Would a Gas Tax Work?
Part of the compromise being worked out on climate and energy in the pending Senate bill is expected to be a fee on transportation fuels, rather than including oil refiners under a cap and trade program. The idea has been given a thumbs-up by oil companies, and environmental groups are also fans of the idea -- a rare coincidence these days. But will the policy work?
If done properly, it could be. Most environmental groups are supportive of the idea of a fee on fuels, or a "gas tax," if you prefer, but only if the fee goes to other programs that would help reduce oil use. The transportation sector accounts for 28 percent of US emissions, so it's not a small issue when we’re talking about a climate bill.
The linked fee would be an additional price added to fuels to pay for the carbon cost. It could be 25 cents, or it could be $4, if we wanted to be more like, say, Europe. The fee would be tied to the price of pollution permits in the greater carbon market. Oil companies like BP and ConocoPhillips favor the approach (which they suggested last year) because it frees them from the complex cap and trade program and instead puts the burden of reducing oil use on consumers. Oil-friendly senators like it too. And a lot of environmental groups say they're open to it as well.
"We generally like the idea of having a gas tax," said Kate McMahon, an energy policy campaigner at Friends of the Earth. "But it has to be really big ... I don't see Congress putting 50 percent tax on gasoline. That’s what we would need in terms of a price signal."
To be effective, a fuel fee has to cause people to use less oil -- by driving less, buying a more fuel-efficient vehicle, or switching to public transportation. Studies have found that a gas fee has to get into the dollar figures to actually change people's habits. A report released this month by researchers at Harvard’s Kennedy School of Government found that "gas prices greater than $7/gallon" may be needed in order to meet the environmental goal of reducing emissions from automobiles 14 percent by 2020. Even the price spike to over $4 a gallon two summers ago didn't curb American driving all that much; we’re a society constructed to encourage use of the personal automobile, and a culture that really, really likes it.
"A price signal, unless it's a big price signal, is unlikely to have a big effect," said Deron Lovaas, federal transportation policy director at the Natural Resources Defense Council. Thus, he says, "What matters just as much as the price is where the investment goes." If that money is going to be used to build new roads, it's probably not going to help the climate very much. But it might if the money goes to programs to ease congestion on existing roads or, better still, create public transportation systems that get people out of cars.
Will that happen? Unclear. The bill's Republican co-conspirator, Sen. Lindsey Graham of South Carolina, last week indicated that the price would probably be fairly low, and he told reporters that the majority of the money will come back to consumers via a rebate. "Any money not going back to the consumer from this linked fee has to go to something that the country needs, like retiring the debt, or I won't support it," said Graham.

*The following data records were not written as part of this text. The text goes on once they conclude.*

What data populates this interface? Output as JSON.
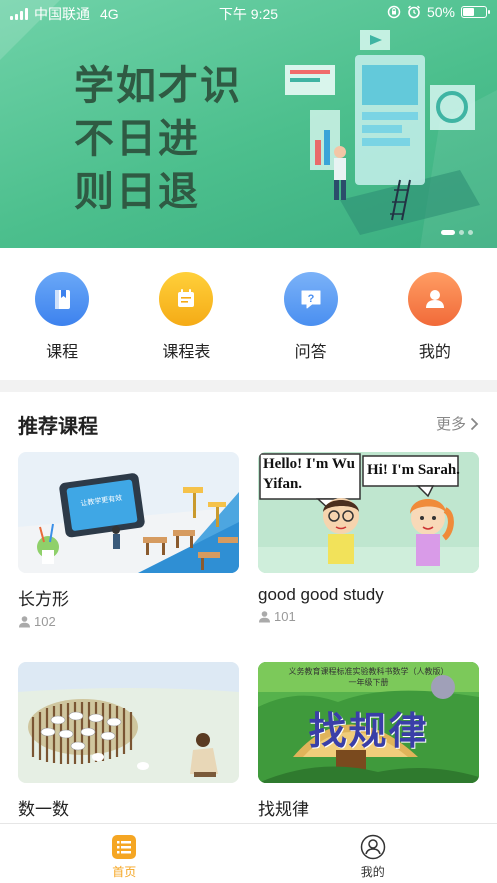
{
  "status_bar": {
    "carrier": "中国联通",
    "network": "4G",
    "time": "下午 9:25",
    "battery_text": "50%",
    "battery_level": 0.5
  },
  "banner": {
    "slogan_lines": [
      "学如才识",
      "不日进",
      "则日退"
    ],
    "slide_count": 3,
    "active_slide": 0
  },
  "quick_nav": [
    {
      "label": "课程",
      "icon": "book-icon",
      "color_from": "#6aa8f7",
      "color_to": "#3d82ee"
    },
    {
      "label": "课程表",
      "icon": "schedule-icon",
      "color_from": "#ffd03a",
      "color_to": "#f5ab16"
    },
    {
      "label": "问答",
      "icon": "question-icon",
      "color_from": "#7bb2f8",
      "color_to": "#4a8ff0"
    },
    {
      "label": "我的",
      "icon": "user-icon",
      "color_from": "#ff9d63",
      "color_to": "#f16a39"
    }
  ],
  "recommended": {
    "title": "推荐课程",
    "more_label": "更多",
    "courses": [
      {
        "title": "长方形",
        "count": "102",
        "thumb": "classroom"
      },
      {
        "title": "good good study",
        "count": "101",
        "thumb": "dialogue",
        "bubble_left": "Hello! I'm Wu Yifan.",
        "bubble_right": "Hi! I'm Sarah."
      },
      {
        "title": "数一数",
        "count": "",
        "thumb": "sheep"
      },
      {
        "title": "找规律",
        "count": "",
        "thumb": "pattern",
        "header_line1": "义务教育课程标准实验教科书数学（人教版）",
        "header_line2": "一年级下册",
        "big_text": "找规律"
      }
    ]
  },
  "tab_bar": {
    "tabs": [
      {
        "label": "首页",
        "icon": "home-icon",
        "active": true
      },
      {
        "label": "我的",
        "icon": "profile-icon",
        "active": false
      }
    ],
    "active_color": "#f5a623",
    "inactive_color": "#333333"
  }
}
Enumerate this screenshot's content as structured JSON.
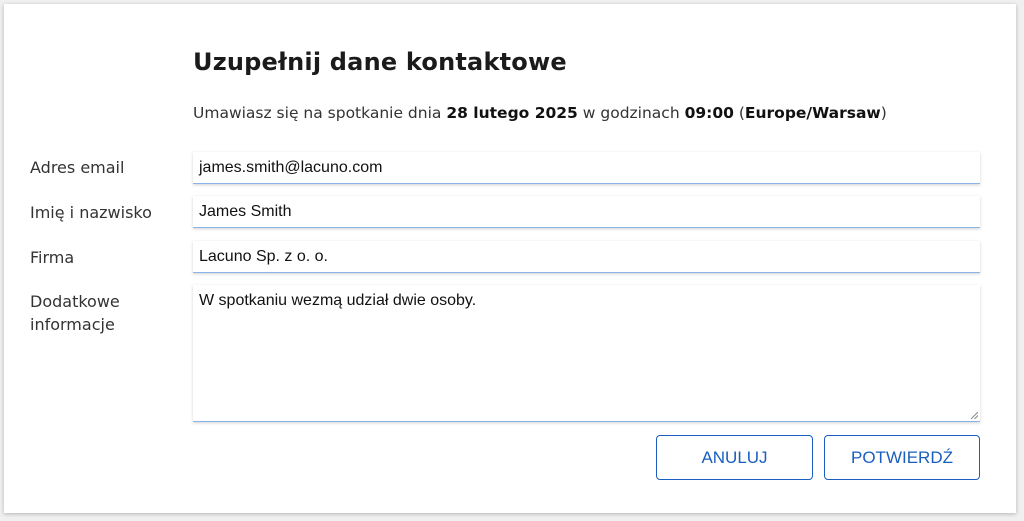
{
  "form": {
    "title": "Uzupełnij dane kontaktowe",
    "subtitle": {
      "prefix": "Umawiasz się na spotkanie dnia ",
      "date": "28 lutego 2025",
      "middle": " w godzinach ",
      "time": "09:00",
      "tz_open": " (",
      "timezone": "Europe/Warsaw",
      "tz_close": ")"
    },
    "fields": {
      "email": {
        "label": "Adres email",
        "value": "james.smith@lacuno.com"
      },
      "name": {
        "label": "Imię i nazwisko",
        "value": "James Smith"
      },
      "company": {
        "label": "Firma",
        "value": "Lacuno Sp. z o. o."
      },
      "notes": {
        "label_line1": "Dodatkowe",
        "label_line2": "informacje",
        "value": "W spotkaniu wezmą udział dwie osoby."
      }
    },
    "buttons": {
      "cancel": "ANULUJ",
      "confirm": "POTWIERDŹ"
    },
    "colors": {
      "accent": "#1a5fbf",
      "field_underline": "#8ab4e8"
    }
  }
}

If the fuel fee is low, and consumers are just going to pocket it again, that probably won’t do much to change their habits. Neither will using the revenues to pay down the debt. And if we're also larding the bill up with increased domestic drilling, we're certainly not sending the right signals about oil use in general.
There are also political challenges to setting a fee on gasoline. After the House bill was maligned as an "energy tax," there are plenty of worries among Senate Democrats about putting an actual tax on gasoline. Several Democratic staffers have expressed concern that the policy won't make be easy to sell back home. And they’ve also expressed concerns that the oil companies just like this approach because it's easier to demonize.
What the fuel policy looks like and how it plays out politically will be among the more interesting debates to watch when Sens. Kerry, Graham, and Lieberman roll out their bill following the Easter recess. There’s been a lot of hand-wringing about whether their effort can actually be considered a climate bill after all the special interests have been appeased. But considering the campaign that the American Petroleum Institute waged against the House bill last summer, it's no surprise that the trio has made keeping them happy a top priority.